The latest edition adds a chapter on Singapore. Other chapters cover Australia, Belgium, Brazil, Canada, China, Costa Rica, the European Union, France, Germany, Hong Kong, India, Ireland, Israel, Italy, Japan, Mexico, the Netherlands, Nigeria, Russia, South Africa, Spain, Switzerland, Turkey, the United Kingdom, and the United States.
Latchi Delchev, a global mobility and immigration specialist for Boeing, called the guide “first-rate” and said the key strong point of the book is its “outstanding usability.” She said she highly recommends the book and notes that it “is helpful even to seasoned professionals, as it provides a level of detail which is not easily gained from daily case management.”
Mireya Serra-Janer, head of European immigration for a multinational IT company, says she particularly likes “the fact that the [guide] focuses not just on each country’s immigration law itself but also addresses related matters such as tax and social security issues.” She noted that the India chapter “is particularly good. The immigration regulations in India have always been hard to understand. Having a clear explanation of the rules there helps us sort out many mobility challenges.”
Charles Gould, Director-General of the International Co-operative Alliance, said the guide is “an invaluable resource for both legal practitioners and business professionals. The country-specific chapters are comprehensive and answer the vast majority of questions that arise in immigration practice. Its clear and easy-to-follow structure and format make it the one volume to keep close at hand.”
- Human resources professionals and in-house attorneys who need to instruct, understand, and liaise with immigration lawyers licensed in other countries;
- Business immigration attorneys who regularly work with multinational corporations and their employees and HR professionals; and
- Attorneys interested in expanding their practice to include global business immigration services.
- An overview of the immigration law requirements and procedures for over 20 countries;
- Practical information and tips for obtaining visas, work permits, resident status, naturalization, and other nonimmigrant and immigrant pathways to conducting business, investing, and working in those countries;

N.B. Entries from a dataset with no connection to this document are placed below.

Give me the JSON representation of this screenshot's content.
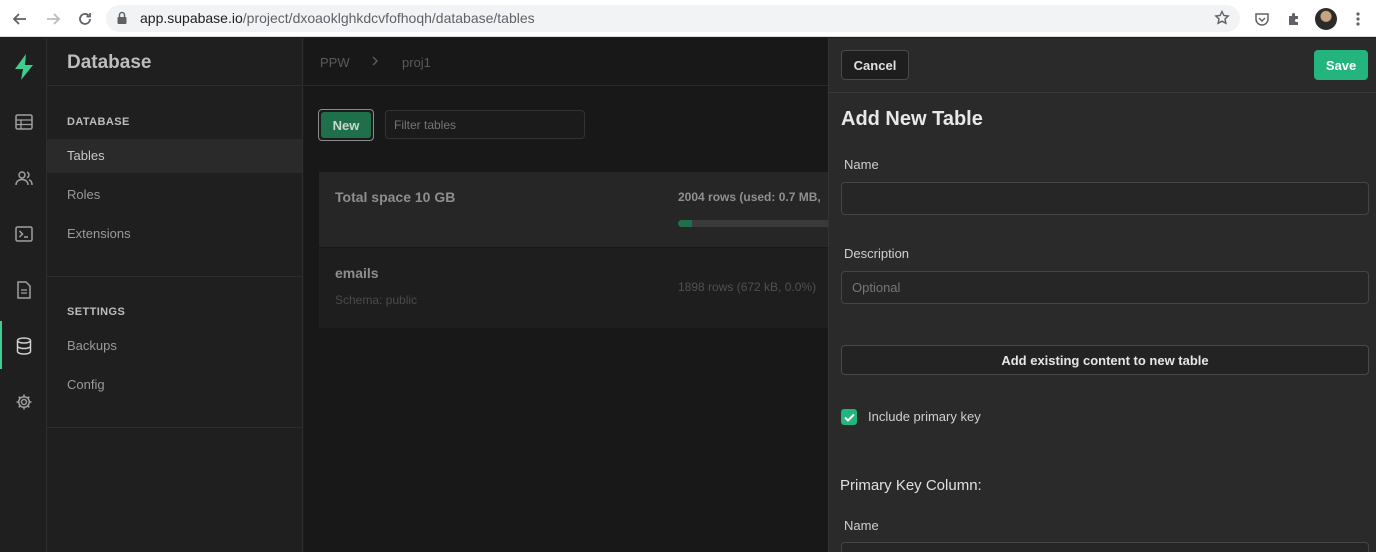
{
  "browser": {
    "url_host": "app.supabase.io",
    "url_path": "/project/dxoaoklghkdcvfofhoqh/database/tables"
  },
  "sidebar": {
    "title": "Database",
    "sections": [
      {
        "heading": "DATABASE",
        "items": [
          {
            "label": "Tables",
            "active": true
          },
          {
            "label": "Roles"
          },
          {
            "label": "Extensions"
          }
        ]
      },
      {
        "heading": "SETTINGS",
        "items": [
          {
            "label": "Backups"
          },
          {
            "label": "Config"
          }
        ]
      }
    ]
  },
  "main": {
    "breadcrumb": [
      "PPW",
      "proj1"
    ],
    "new_button": "New",
    "filter_placeholder": "Filter tables",
    "total_card": {
      "title": "Total space 10 GB",
      "stats": "2004 rows (used: 0.7 MB,",
      "progress": 0.07
    },
    "tables": [
      {
        "name": "emails",
        "schema": "Schema: public",
        "stats": "1898 rows (672 kB, 0.0%)"
      }
    ]
  },
  "panel": {
    "cancel_label": "Cancel",
    "save_label": "Save",
    "title": "Add New Table",
    "name_label": "Name",
    "name_value": "",
    "description_label": "Description",
    "description_placeholder": "Optional",
    "add_content_label": "Add existing content to new table",
    "include_pk_label": "Include primary key",
    "include_pk_checked": true,
    "pk_heading": "Primary Key Column:",
    "pk_name_label": "Name"
  },
  "colors": {
    "brand": "#3ecf8e",
    "save": "#24b47e",
    "new_button": "#1f6f4a"
  }
}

- A general overview of the appropriate options for a particular employee; and
- Information on how an employee can obtain and maintain authorization to work in a target country.
Each chapter follows a similar format, making it easy to compare practices and procedures from country to country. Useful links to additional resources and forms are included. Collected in this Practice Guide, the expertise of ABIL’s attorney members across the globe will serve as an ideal starting point in your research into global business immigration issues.
The list price is $299, but discounts are available. Contact your Lexis/Nexis sales representative; call 1-800-833-9844 (United States), 1-518-487-3385 (international); fax 1-518-487-3584; or go to the Lexis/Nexis website.
ABIL on Twitter. The Alliance of Business Immigration Lawyers is now available on Twitter: @ABILImmigration. RECENT ABIL MEMBER BLOG
Stephen Yale-Loehr was quoted in the Pittsburgh Post-Gazette in an article about the prospects for comprehensive immigration reform. Mr. Yale-Loehr stated that “the chances of comprehensive immigration reform being enacted in 2015 or 2016 are almost nil.” He noted that although many Republicans would like some kind of reform to attract more Latino voters, “they run into members of their party in the House where in their own districts, immigration is not an issue. That tension in the Republican Party will make it very hard for leaders like John Boehner to get a package that can move through the House.”
Follow these links to access current processing times of the USCIS Service Centers and the Department of Labor, or the Department of State’s latest Visa Bulletin with the most recent cut-off dates for visa numbers: